Abbreviations are expanded in italics, either according to what is observed unabbreviated elsewhere — as with the expansion of the marker ꝯ as cun or cum despite its usual editorial realisation as con or com — or by reference to the rhymed pair, if available. When a decision has proven necessary between bilabial m and alveolar n and none of the above information is available, m is used before a bilabial consonant, and n elsewhere.
Scribal additions, in all cases appearing above the line, are reproduced as faithfully as the technology has allowed, while scribal deletions are rendered using a strikethrough or expunctuation, depending on what appears in the codex. Litterae notabiliores are represented using their principal colour, always red or blue.
Notes on the Critical Edition

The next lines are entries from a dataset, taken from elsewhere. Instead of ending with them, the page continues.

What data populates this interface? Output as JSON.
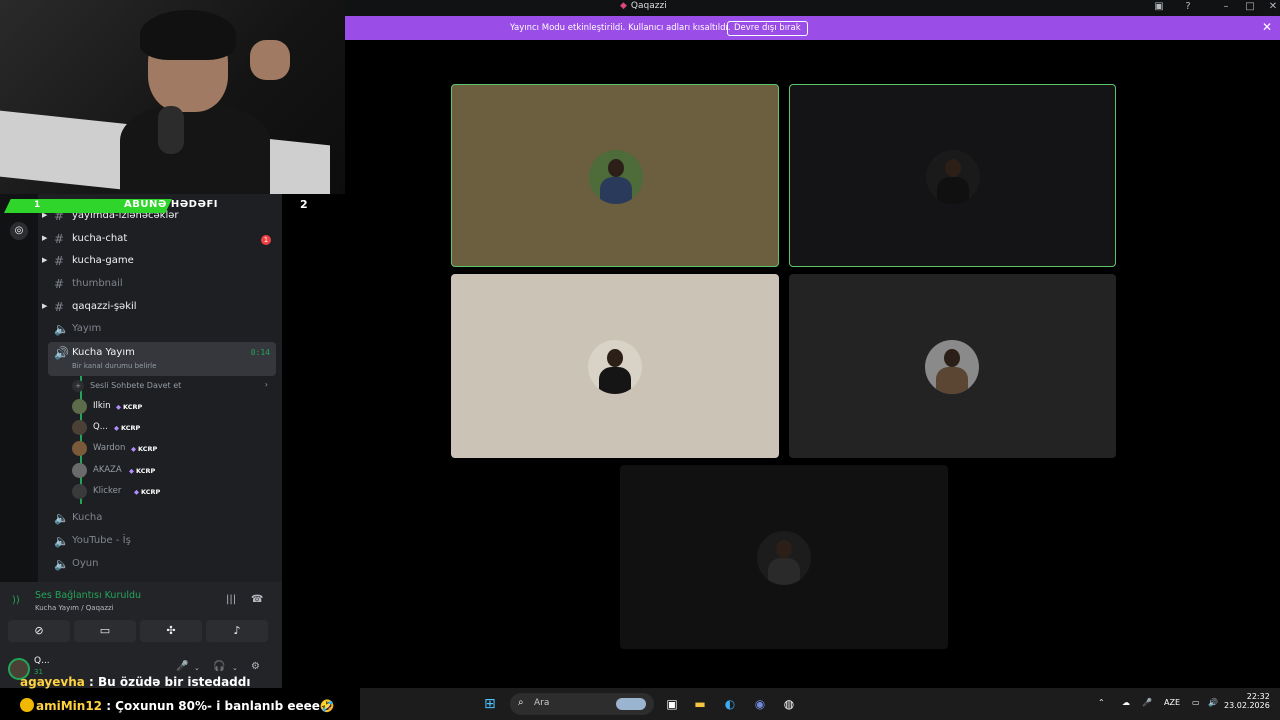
{
  "window": {
    "title": "Qaqazzi",
    "controls": [
      "inbox-icon",
      "help-icon",
      "minimize-icon",
      "maximize-icon",
      "close-icon"
    ]
  },
  "banner": {
    "message": "Yayıncı Modu etkinleştirildi. Kullanıcı adları kısaltıldı.",
    "button": "Devre dışı bırak",
    "color": "#9b4de8"
  },
  "goal": {
    "start": "1",
    "label": "ABUNƏ HƏDƏFI",
    "end": "2",
    "progress_fraction": 0.6,
    "color": "#2fd52b"
  },
  "channels": [
    {
      "name": "yayımda-izlənəcəklər",
      "type": "text",
      "caret": true,
      "state": "bright"
    },
    {
      "name": "kucha-chat",
      "type": "text",
      "caret": true,
      "state": "bright",
      "badge": "1"
    },
    {
      "name": "kucha-game",
      "type": "text",
      "caret": true,
      "state": "bright"
    },
    {
      "name": "thumbnail",
      "type": "text",
      "caret": false,
      "state": "dim"
    },
    {
      "name": "qaqazzi-şəkil",
      "type": "text",
      "caret": true,
      "state": "bright"
    },
    {
      "name": "Yayım",
      "type": "voice",
      "caret": false,
      "state": "dim"
    }
  ],
  "active_voice": {
    "name": "Kucha Yayım",
    "status": "Bir kanal durumu belirle",
    "time": "0:14",
    "invite": "Sesli Sohbete Davet et",
    "members": [
      {
        "name": "Ilkin",
        "tag": "KCRP",
        "avatar_color": "#5c6b4a"
      },
      {
        "name": "Q...",
        "tag": "KCRP",
        "avatar_color": "#4a4036"
      },
      {
        "name": "Wardon",
        "tag": "KCRP",
        "avatar_color": "#7a5a3a"
      },
      {
        "name": "AKAZA",
        "tag": "KCRP",
        "avatar_color": "#6a6a6a"
      },
      {
        "name": "Klicker",
        "tag": "KCRP",
        "avatar_color": "#3a3a3a"
      }
    ]
  },
  "voice_channels_below": [
    "Kucha",
    "YouTube - İş",
    "Oyun"
  ],
  "voice_panel": {
    "title": "Ses Bağlantısı Kuruldu",
    "subtitle": "Kucha Yayım / Qaqazzi",
    "actions": [
      "camera-off-icon",
      "screen-share-icon",
      "activities-icon",
      "soundboard-icon"
    ]
  },
  "user_panel": {
    "name": "Q...",
    "bits": "31"
  },
  "grid": {
    "tiles": [
      {
        "bg": "#6b5f40",
        "speaking": true,
        "avatar_bg": "#4e6b3a",
        "avatar_body": "#2a3a5a"
      },
      {
        "bg": "#141416",
        "speaking": true,
        "avatar_bg": "#1a1a1a",
        "avatar_body": "#101010"
      },
      {
        "bg": "#cbc3b5",
        "speaking": false,
        "avatar_bg": "#d9d2c6",
        "avatar_body": "#151515"
      },
      {
        "bg": "#232323",
        "speaking": false,
        "avatar_bg": "#8a8a8a",
        "avatar_body": "#5a4632"
      },
      {
        "bg": "#111111",
        "speaking": false,
        "avatar_bg": "#1c1c1c",
        "avatar_body": "#2a2a2a"
      }
    ]
  },
  "chat": [
    {
      "user": "agayevha",
      "message": " : Bu özüdə bir istedaddı"
    },
    {
      "user": "amiMin12",
      "message": " : Çoxunun 80%- i banlanıb eeee🤣"
    }
  ],
  "taskbar": {
    "search_label": "Ara",
    "lang": "AZE",
    "time": "22:32",
    "date": "23.02.2026",
    "apps": [
      "task-view-icon",
      "file-explorer-icon",
      "edge-icon",
      "discord-icon",
      "obs-icon"
    ]
  }
}
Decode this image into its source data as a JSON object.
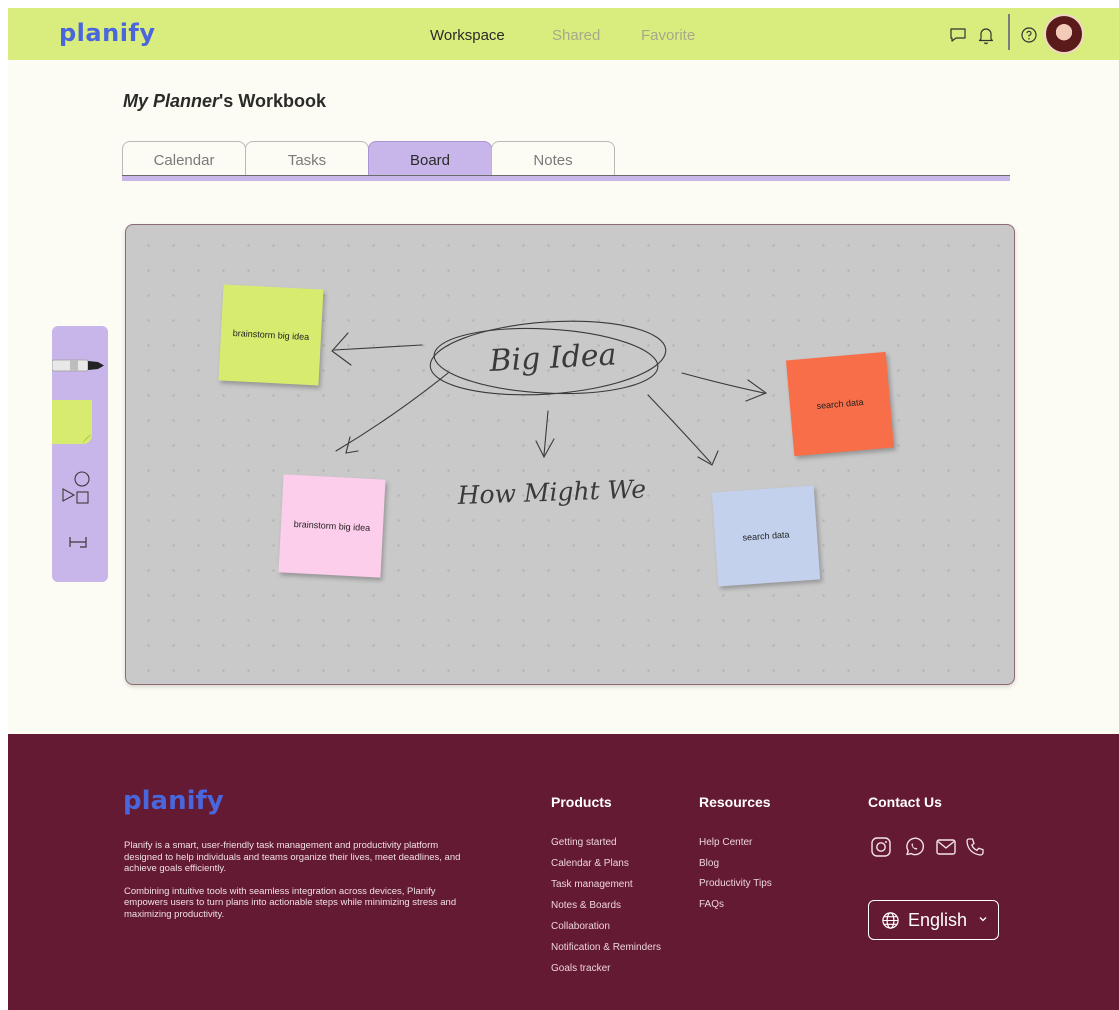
{
  "brand": {
    "logo_text": "planify",
    "logo_color": "#4a66dc"
  },
  "nav": {
    "links": [
      {
        "label": "Workspace",
        "active": true
      },
      {
        "label": "Shared",
        "active": false
      },
      {
        "label": "Favorite",
        "active": false
      }
    ],
    "icons": [
      "chat-icon",
      "bell-icon",
      "help-icon"
    ]
  },
  "workbook": {
    "title_italic": "My Planner",
    "title_rest": "'s Workbook"
  },
  "tabs": [
    {
      "label": "Calendar",
      "active": false
    },
    {
      "label": "Tasks",
      "active": false
    },
    {
      "label": "Board",
      "active": true
    },
    {
      "label": "Notes",
      "active": false
    }
  ],
  "board": {
    "center_text": "Big Idea",
    "how_text": "How Might We",
    "stickies": [
      {
        "text": "brainstorm big idea",
        "color": "#d7ec6f"
      },
      {
        "text": "brainstorm big idea",
        "color": "#fdcdec"
      },
      {
        "text": "search data",
        "color": "#f76e48"
      },
      {
        "text": "search data",
        "color": "#c3d1ed"
      }
    ]
  },
  "toolbar": {
    "tools": [
      "marker-tool-icon",
      "sticky-note-tool-icon",
      "shapes-tool-icon",
      "connector-tool-icon"
    ]
  },
  "footer": {
    "logo_text": "planify",
    "description": [
      "Planify is a smart, user-friendly task management and productivity platform designed to help individuals and teams organize their lives, meet deadlines, and achieve goals efficiently.",
      "Combining intuitive tools with seamless integration across devices, Planify empowers users to turn plans into actionable steps while minimizing stress and maximizing productivity."
    ],
    "products": {
      "heading": "Products",
      "items": [
        "Getting started",
        "Calendar & Plans",
        "Task management",
        "Notes & Boards",
        "Collaboration",
        "Notification & Reminders",
        "Goals tracker"
      ]
    },
    "resources": {
      "heading": "Resources",
      "items": [
        "Help Center",
        "Blog",
        "Productivity Tips",
        "FAQs"
      ]
    },
    "contact": {
      "heading": "Contact Us",
      "icons": [
        "instagram-icon",
        "whatsapp-icon",
        "mail-icon",
        "phone-icon"
      ]
    },
    "language": "English"
  },
  "colors": {
    "nav_bg": "#d9ec7e",
    "tab_active": "#c8b6ea",
    "footer_bg": "#641a32",
    "board_bg": "#c9c9c9"
  }
}
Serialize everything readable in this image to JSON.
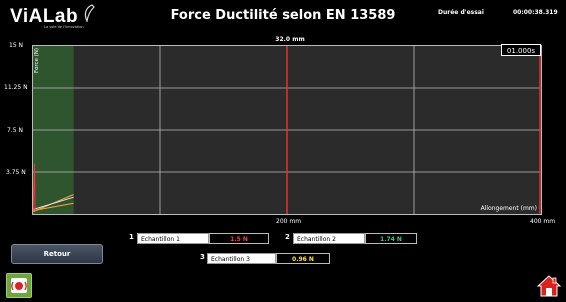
{
  "header": {
    "logo": "ViALab",
    "logo_tagline": "La voie de l'innovation",
    "title": "Force Ductilité selon EN 13589",
    "duration_label": "Durée d'essai",
    "duration_value": "00:00:38.319"
  },
  "chart_data": {
    "type": "line",
    "position_label": "32.0 mm",
    "timer": "01.000s",
    "ylabel": "Force (N)",
    "xlabel": "Allongement (mm)",
    "y_ticks": [
      "15 N",
      "11.25 N",
      "7.5 N",
      "3.75 N"
    ],
    "x_ticks": [
      "200 mm",
      "400 mm"
    ],
    "ylim": [
      0,
      15
    ],
    "xlim": [
      0,
      400
    ],
    "markers_x_mm": [
      200,
      400
    ],
    "shaded_range_mm": [
      0,
      32
    ],
    "series": [
      {
        "color": "#ffa040",
        "x": [
          0,
          32
        ],
        "y": [
          0.2,
          1.74
        ]
      },
      {
        "color": "#e8e8e8",
        "x": [
          0,
          32
        ],
        "y": [
          0.4,
          1.5
        ]
      },
      {
        "color": "#ffa040",
        "x": [
          0,
          32
        ],
        "y": [
          0.3,
          0.96
        ]
      },
      {
        "color": "#ff3030",
        "x": [
          0,
          1.2,
          1.6
        ],
        "y": [
          0,
          4.5,
          0.3
        ]
      }
    ]
  },
  "samples": [
    {
      "number": "1",
      "name": "Echantillon 1",
      "value": "1.5 N",
      "color": "#ff3b3b"
    },
    {
      "number": "2",
      "name": "Echantillon 2",
      "value": "1.74 N",
      "color": "#3ccf6a"
    },
    {
      "number": "3",
      "name": "Echantillon 3",
      "value": "0.96 N",
      "color": "#ffe14a"
    }
  ],
  "buttons": {
    "retour": "Retour",
    "alarm_icon": "alarm-icon",
    "home_icon": "home-icon"
  },
  "colors": {
    "marker_red": "#e8302a",
    "shade_green": "#2f5a2f",
    "alarm_green": "#6ea540"
  }
}
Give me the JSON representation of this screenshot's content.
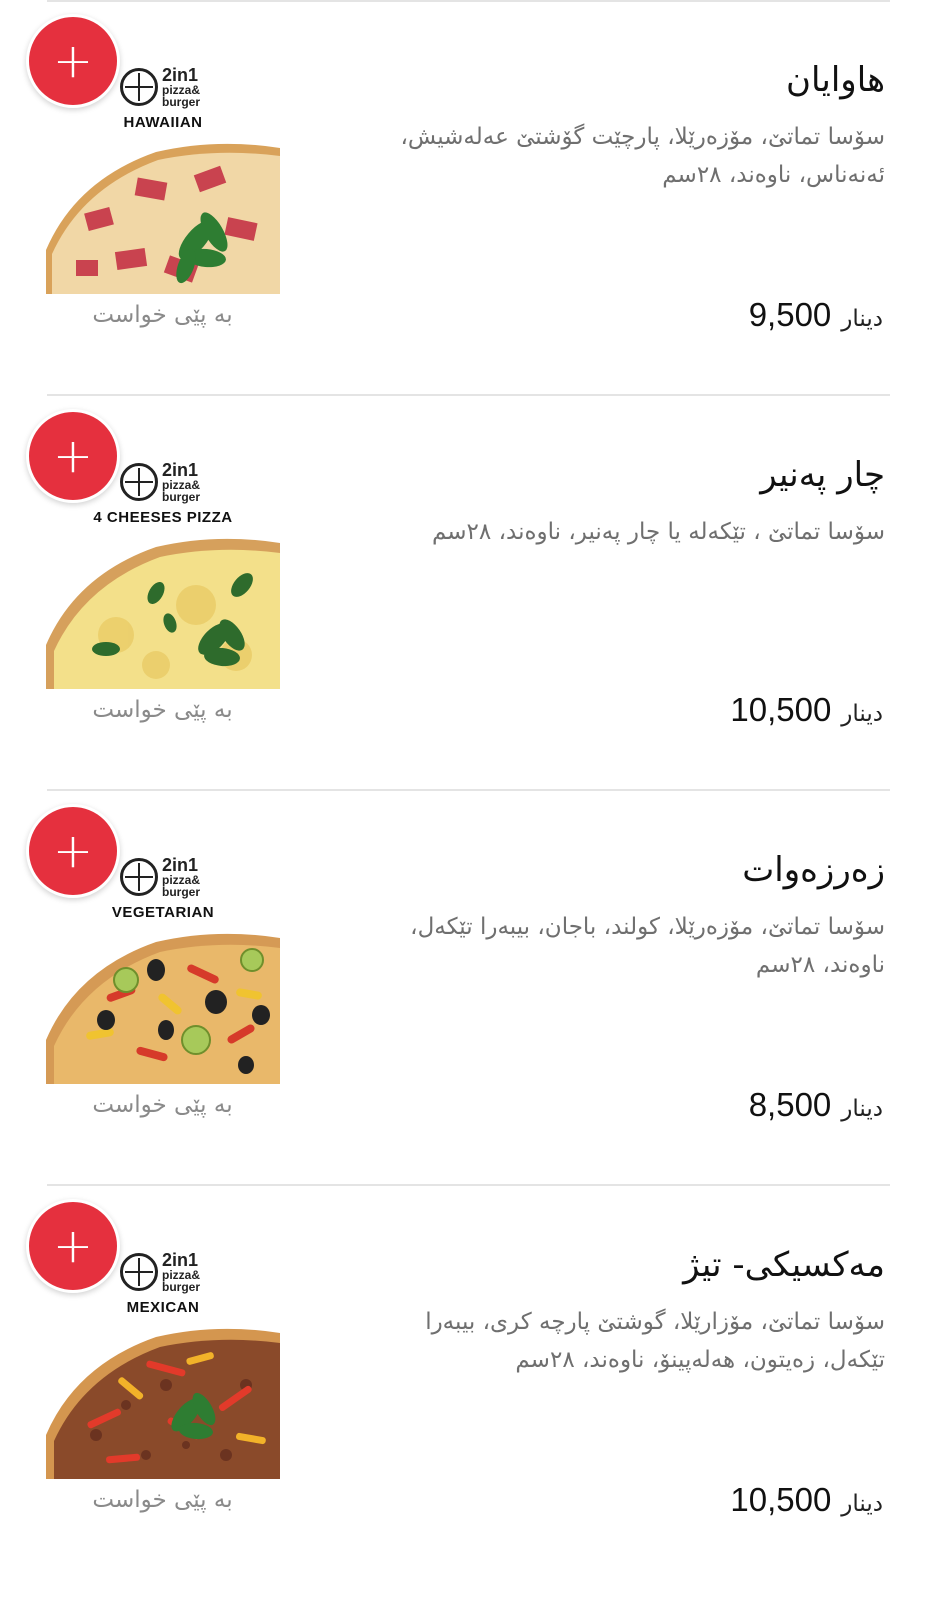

Since editions of the text based on all three witnesses do exist, the aim of this edition has been to be as faithful as possible to the text in MS 249, which has necessitated a highly conservative approach. The edition is largely in keeping with the recommendations of Foulet and Speer (1979), standardising capitalisation, the use of i and j, and u and v, word boundaries, and punctuation. Roman numerals are left unaltered in the one instance in which they appear (f. 7vb, l. 7). Editorial additions are marked with square brackets [ ], while suppression of material is marked using parentheses ( ). Scribal additions and deletions are accepted and normalised.
Two diacritic marks are used: the acute accent on tonic e where tonic status cannot be determined from surrounding context, and the cedilla on c marking sibilance. The agglutinated forms del, nel, and sil are deglutinated before vowels to match modern word divisions.
The text has been converted from concatenated text to individual lines of verse, to improve readability. The position of illustrations has also been regularised, either appearing immediately after the heading of the section in question, or at a logical point in the text.
Corrections for line length and use of the tréma to indicate vowel hiatus have been avoided. Such editorial involvement could be valid in an edition of the text across all three witnesses, but is not appropriate in this case, given the desire to maintain the edition’s faithfulness to MS 249.
Similarly, seemingly superfluous words are not suppressed unless they result from clear scribal error. Atonic e has also not been elided where it would be in speech. Apparent lapses in rhyme, particularly involving the word Deus or Deu, usually paired with tonic e in rhyming position, are also retained.
In keeping with the conservative nature of this edition, rejected readings and additions are kept to a minimum, with major corrections included only when absolutely necessary for comprehension of the text. When these are made, the correct forms have been determined either from context or by comparison with the other witnesses.
Litterae notabiliores are represented using their principal colour, always red or blue. Missing legends for illustrations are included in English, or maintained and regularised if present.